** Opening Information block **
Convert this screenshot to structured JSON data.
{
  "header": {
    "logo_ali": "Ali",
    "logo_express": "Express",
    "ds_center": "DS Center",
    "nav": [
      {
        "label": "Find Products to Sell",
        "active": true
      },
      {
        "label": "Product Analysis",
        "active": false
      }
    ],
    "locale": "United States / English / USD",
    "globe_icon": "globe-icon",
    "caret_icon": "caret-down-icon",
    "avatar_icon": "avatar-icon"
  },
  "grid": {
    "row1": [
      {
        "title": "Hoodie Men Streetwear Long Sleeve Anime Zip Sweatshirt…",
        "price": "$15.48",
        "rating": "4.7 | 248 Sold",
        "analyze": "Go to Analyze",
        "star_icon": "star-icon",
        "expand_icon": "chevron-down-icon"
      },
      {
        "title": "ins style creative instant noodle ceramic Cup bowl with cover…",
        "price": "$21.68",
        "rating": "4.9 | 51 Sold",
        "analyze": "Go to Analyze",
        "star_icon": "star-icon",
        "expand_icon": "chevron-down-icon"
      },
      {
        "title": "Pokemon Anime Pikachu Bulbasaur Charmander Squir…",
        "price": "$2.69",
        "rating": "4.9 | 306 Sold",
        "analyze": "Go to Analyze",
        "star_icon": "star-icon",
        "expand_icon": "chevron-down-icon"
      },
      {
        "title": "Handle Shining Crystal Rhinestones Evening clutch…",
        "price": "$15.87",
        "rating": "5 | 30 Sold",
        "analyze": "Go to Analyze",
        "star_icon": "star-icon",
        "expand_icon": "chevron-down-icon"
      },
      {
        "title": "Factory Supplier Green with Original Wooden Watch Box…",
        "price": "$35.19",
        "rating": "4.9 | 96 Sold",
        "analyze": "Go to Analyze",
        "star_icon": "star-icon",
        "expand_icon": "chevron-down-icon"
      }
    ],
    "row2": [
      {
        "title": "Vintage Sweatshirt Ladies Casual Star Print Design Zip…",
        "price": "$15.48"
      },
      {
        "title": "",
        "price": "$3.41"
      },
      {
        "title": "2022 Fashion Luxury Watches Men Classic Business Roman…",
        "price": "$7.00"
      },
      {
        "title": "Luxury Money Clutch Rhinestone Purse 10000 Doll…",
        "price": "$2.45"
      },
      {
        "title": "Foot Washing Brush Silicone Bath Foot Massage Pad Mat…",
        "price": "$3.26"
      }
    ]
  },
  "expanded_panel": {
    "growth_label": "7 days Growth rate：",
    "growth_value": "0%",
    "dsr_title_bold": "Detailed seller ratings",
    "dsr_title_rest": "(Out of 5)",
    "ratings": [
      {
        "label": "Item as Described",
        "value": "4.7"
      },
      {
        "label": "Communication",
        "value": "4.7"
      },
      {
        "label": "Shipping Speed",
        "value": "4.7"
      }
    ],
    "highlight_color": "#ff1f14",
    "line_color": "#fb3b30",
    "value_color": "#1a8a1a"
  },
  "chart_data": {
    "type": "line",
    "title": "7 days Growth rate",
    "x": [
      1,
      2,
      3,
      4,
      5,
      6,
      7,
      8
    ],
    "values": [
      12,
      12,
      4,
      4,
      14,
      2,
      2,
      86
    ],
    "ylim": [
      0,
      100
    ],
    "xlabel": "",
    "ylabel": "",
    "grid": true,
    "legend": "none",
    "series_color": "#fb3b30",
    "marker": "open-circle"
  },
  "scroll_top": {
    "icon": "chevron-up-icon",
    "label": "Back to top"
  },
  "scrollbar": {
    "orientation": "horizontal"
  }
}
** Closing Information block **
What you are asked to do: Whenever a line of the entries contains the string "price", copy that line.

Written answer:
        "price": "$15.48",
        "price": "$21.68",
        "price": "$2.69",
        "price": "$15.87",
        "price": "$35.19",
        "price": "$15.48"
        "price": "$3.41"
        "price": "$7.00"
        "price": "$2.45"
        "price": "$3.26"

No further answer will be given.